YOUR INSTRUCTIONS:
Read through the lines below and copy the ones holding the string "favicon".

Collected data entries

==========

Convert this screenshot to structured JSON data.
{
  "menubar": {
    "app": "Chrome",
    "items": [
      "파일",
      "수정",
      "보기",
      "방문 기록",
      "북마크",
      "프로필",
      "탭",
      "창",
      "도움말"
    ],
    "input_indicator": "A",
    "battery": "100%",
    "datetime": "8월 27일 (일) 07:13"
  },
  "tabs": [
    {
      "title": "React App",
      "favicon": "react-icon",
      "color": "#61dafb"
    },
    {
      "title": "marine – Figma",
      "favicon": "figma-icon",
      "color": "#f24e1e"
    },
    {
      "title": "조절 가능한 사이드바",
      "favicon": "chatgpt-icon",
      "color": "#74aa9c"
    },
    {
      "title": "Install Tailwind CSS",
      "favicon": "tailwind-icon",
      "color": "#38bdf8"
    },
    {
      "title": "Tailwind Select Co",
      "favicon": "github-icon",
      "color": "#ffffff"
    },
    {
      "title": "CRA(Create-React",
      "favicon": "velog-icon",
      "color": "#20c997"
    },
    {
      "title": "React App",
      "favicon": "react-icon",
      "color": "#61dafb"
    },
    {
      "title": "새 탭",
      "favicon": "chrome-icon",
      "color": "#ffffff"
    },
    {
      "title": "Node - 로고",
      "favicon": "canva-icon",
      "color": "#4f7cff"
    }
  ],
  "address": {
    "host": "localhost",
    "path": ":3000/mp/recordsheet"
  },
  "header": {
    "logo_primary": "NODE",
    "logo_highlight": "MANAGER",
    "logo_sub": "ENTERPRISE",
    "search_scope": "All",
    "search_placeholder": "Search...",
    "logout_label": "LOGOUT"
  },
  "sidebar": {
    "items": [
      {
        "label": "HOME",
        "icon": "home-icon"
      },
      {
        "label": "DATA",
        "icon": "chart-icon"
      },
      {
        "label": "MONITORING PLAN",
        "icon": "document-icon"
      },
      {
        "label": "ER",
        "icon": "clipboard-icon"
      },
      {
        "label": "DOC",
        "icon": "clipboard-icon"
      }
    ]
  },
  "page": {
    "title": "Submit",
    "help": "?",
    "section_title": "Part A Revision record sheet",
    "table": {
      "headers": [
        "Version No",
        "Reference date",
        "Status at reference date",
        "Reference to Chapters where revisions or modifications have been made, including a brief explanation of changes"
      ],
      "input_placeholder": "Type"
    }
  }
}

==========

TASK ANSWER:
      "favicon": "react-icon",
      "favicon": "figma-icon",
      "favicon": "chatgpt-icon",
      "favicon": "tailwind-icon",
      "favicon": "github-icon",
      "favicon": "velog-icon",
      "favicon": "react-icon",
      "favicon": "chrome-icon",
      "favicon": "canva-icon",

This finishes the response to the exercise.